> What to do
In the records below, some lines contain the word "quote". Copy each of them.

(Interface dataset entries)
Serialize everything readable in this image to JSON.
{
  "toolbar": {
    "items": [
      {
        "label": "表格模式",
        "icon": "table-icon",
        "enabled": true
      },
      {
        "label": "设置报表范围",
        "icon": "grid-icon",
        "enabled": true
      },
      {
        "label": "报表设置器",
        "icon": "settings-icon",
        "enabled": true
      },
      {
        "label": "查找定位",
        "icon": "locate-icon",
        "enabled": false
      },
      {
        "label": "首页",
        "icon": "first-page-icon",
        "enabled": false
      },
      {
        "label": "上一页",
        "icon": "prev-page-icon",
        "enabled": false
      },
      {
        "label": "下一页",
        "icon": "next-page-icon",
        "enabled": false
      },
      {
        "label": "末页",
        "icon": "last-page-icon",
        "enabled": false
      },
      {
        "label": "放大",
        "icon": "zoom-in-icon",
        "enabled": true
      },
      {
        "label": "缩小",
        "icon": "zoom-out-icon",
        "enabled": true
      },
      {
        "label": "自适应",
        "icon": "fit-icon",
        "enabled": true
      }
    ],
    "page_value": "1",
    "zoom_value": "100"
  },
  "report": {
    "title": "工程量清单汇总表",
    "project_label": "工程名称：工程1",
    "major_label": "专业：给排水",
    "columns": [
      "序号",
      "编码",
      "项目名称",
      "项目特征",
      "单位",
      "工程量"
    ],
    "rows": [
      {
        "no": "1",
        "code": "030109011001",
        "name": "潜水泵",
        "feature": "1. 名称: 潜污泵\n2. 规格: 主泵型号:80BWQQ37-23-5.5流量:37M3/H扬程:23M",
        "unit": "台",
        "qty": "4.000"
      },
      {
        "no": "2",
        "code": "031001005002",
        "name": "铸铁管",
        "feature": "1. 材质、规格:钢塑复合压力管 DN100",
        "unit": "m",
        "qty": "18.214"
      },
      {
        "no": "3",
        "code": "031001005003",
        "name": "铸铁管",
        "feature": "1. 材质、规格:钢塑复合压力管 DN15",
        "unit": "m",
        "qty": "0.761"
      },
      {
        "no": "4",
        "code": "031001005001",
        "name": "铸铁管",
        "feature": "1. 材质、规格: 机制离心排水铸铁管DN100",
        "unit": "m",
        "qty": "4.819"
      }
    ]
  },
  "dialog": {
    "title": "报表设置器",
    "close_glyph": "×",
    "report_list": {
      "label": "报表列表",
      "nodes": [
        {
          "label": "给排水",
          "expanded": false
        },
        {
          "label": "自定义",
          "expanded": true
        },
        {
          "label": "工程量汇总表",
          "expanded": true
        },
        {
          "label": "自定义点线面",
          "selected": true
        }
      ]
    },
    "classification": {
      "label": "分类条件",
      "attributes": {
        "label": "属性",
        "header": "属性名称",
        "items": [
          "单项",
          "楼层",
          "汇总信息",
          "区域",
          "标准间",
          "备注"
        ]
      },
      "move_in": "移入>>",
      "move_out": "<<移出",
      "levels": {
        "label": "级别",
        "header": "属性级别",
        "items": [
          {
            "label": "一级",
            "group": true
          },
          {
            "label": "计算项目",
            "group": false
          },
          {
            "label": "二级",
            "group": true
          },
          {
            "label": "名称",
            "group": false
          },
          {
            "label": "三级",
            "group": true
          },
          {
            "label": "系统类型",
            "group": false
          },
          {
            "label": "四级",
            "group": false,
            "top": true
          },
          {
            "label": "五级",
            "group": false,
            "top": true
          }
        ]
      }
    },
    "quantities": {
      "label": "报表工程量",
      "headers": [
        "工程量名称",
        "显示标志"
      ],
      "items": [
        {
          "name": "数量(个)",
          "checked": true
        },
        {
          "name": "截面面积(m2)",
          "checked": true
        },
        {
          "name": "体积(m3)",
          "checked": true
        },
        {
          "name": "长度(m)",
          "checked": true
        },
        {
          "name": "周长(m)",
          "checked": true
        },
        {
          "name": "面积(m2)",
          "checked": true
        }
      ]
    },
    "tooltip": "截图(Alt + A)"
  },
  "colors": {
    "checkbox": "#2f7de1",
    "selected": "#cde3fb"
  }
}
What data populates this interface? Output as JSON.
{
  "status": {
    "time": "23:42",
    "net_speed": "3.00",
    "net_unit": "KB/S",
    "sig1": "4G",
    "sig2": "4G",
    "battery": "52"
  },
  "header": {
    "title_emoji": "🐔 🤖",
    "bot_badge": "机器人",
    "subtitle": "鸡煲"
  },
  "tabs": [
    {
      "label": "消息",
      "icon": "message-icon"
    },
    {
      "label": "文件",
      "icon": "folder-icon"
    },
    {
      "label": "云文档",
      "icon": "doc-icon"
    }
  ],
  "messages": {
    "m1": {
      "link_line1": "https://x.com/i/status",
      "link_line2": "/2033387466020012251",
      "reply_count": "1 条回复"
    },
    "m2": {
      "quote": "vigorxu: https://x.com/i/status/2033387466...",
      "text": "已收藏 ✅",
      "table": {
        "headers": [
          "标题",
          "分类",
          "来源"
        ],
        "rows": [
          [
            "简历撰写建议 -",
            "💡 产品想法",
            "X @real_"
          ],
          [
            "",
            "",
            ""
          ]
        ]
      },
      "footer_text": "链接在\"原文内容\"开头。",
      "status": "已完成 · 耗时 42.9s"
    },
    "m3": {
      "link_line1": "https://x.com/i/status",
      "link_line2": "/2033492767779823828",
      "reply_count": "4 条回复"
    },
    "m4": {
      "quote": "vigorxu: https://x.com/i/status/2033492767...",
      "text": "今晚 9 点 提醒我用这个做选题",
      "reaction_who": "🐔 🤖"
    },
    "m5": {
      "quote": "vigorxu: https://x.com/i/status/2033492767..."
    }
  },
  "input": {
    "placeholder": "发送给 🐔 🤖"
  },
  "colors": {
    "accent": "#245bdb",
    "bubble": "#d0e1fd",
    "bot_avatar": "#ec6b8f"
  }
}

> Written answer
      "quote": "vigorxu: https://x.com/i/status/2033387466...",
      "quote": "vigorxu: https://x.com/i/status/2033492767...",
      "quote": "vigorxu: https://x.com/i/status/2033492767..."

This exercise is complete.